The forms this clinging takes are among the best known in American drama. Amanda is the former Southern belle, whose handsome, restless husband left her 16 years ago with two children, whom she nags and prods relentlessly, in the voice of a dead civilization.
 
Neither has any chance of fulfilling their mother’s American dream of success. Laura is a lame, pathologically shy stay-at-home; Tom has his father’s wandering ways and allergy to confinement. He’s long gone when the play begins, and what we see is what he can’t help remembering — “truth,” as he puts it, “in the pleasant guise of an illusion.”
 
As the familiar story proceeds — with Amanda needling Tom into bringing a gentleman caller home for dinner to meet the agoraphobic Laura — the actions and images assume shapes, both heightened and pared-down, that suggest how we edit and exaggerate when we remember. And how memory can sometimes not creep up, but leap up, on us, as when Laura first makes her entrance into Tom’s imagination. (I’ll let you experience that one firsthand.)
 
Years’ worth of domestic ritual — of meals cooked and tables laid and cleared — is summoned by a wordless ballet of gestures performed by Amanda and Laura.

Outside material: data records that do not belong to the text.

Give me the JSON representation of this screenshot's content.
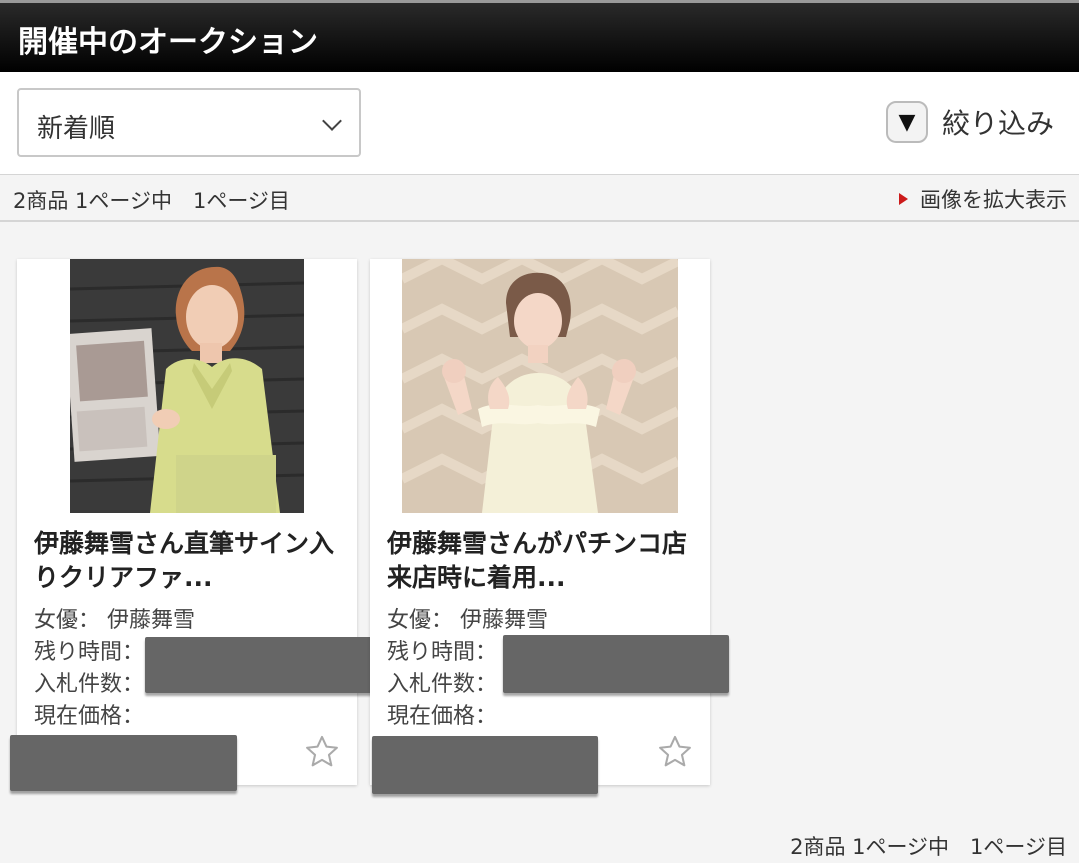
{
  "header": {
    "title": "開催中のオークション"
  },
  "controls": {
    "sort_value": "新着順",
    "filter_label": "絞り込み",
    "filter_icon": "▼"
  },
  "pager": {
    "summary": "2商品 1ページ中　1ページ目",
    "enlarge_label": "画像を拡大表示"
  },
  "items": [
    {
      "title": "伊藤舞雪さん直筆サイン入りクリアファ...",
      "actress_label": "女優：",
      "actress": "伊藤舞雪",
      "remaining_label": "残り時間：",
      "bids_label": "入札件数：",
      "price_label": "現在価格："
    },
    {
      "title": "伊藤舞雪さんがパチンコ店来店時に着用...",
      "actress_label": "女優：",
      "actress": "伊藤舞雪",
      "remaining_label": "残り時間：",
      "bids_label": "入札件数：",
      "price_label": "現在価格："
    }
  ],
  "footer": {
    "summary": "2商品 1ページ中　1ページ目"
  },
  "colors": {
    "header_bg": "#000000",
    "accent": "#cc1a1a",
    "redaction": "#666666"
  }
}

A repeated vision of Laura struggling to move a heavy typewriter is frozen in the amber of a brother’s pained guilt.
 
Tom himself is forever pacing, practically racing, falling onto furniture as if he meant to shatter it. When the family sits down to dinner, you never see the food. And Laura’s collection of little glass animals has been reduced to a single unicorn, which casts prismatic light from a low stool whenever she looks upon it. Memory has latched on to and enlarged the details that count.
 
Williams allowed for great latitude to those who would later stage the play, with one caveat: “When a play employs unconventional techniques,” he wrote, “it is not, or certainly shouldn’t be, trying to escape its responsibility of dealing with reality.” And as stylized as this “Menagerie” may be, its emotions never feel less than acutely real.
 
We are always aware of the visceral bond that connects the Wingfields, of the love as well as the rancor. The alarmed, heart-stopping cries that spring from Tom and Amanda whenever Laura stumbles are testimonies to a passionate, worried protectiveness they mostly try to conceal. Laura has never seemed more mortally fragile.
 
Yet Ms. Keenan-Bolger endows her with a feral stubbornness within the shyness, like an animal burrowed in a safe lair who knows that it’s dangerous outside. When Laura timidly ventures out of that burrow, to make fleeting contact with the long-awaited gentleman caller, Jim (the excellent Mr. Smith), her worst instincts are confirmed, though only after an exquisite interlude of shimmering hopefulness.
 
Mr. Quinto, best known for his screen work, is the finest Tom I’ve ever seen, a defensive romantic, sardonically in love with his own lush powers of description. You truly feel that he is shaping this play as we watch, and we wince and marvel in those moments when he no longer seems in control, when reality rears its reproachful head.
 
That head belongs to Ms. Jones, who delivers a magnificently human performance, anchoring Amanda without the customary grotesque eccentricities. For all her florid talk of a glorious, genteel Southern youth, this Amanda is rooted in the shabby, debt-plagued present and determined to take command of it, even though the tools she uses are woefully anachronistic.
 
Ms. Jones makes Amanda’s garrulousness her survival strategy, as if talking might keep the wolf from the door — and keep her from seeing the darkness that waits to devour her family. She knows it’s there; you hear that knowledge when Ms. Jones’s voice sinks into cryptlike chest tones.
 
As for that fabled scene where Amanda dons a frilly frock from her girlhood to greet Laura’s gentleman caller, Ms. Jones presents it without camp or pathos. When Amanda, in that frock, describes one spinning, malaria-touched summer of her gilded youth, Ms. Jones miraculously becomes the beautiful girl who first wore that dress.
 
Memory may be a torturer in “The Glass Menagerie.” But every so often, as this glorious production allows, it lights up the darkness like a divine benediction.

Search form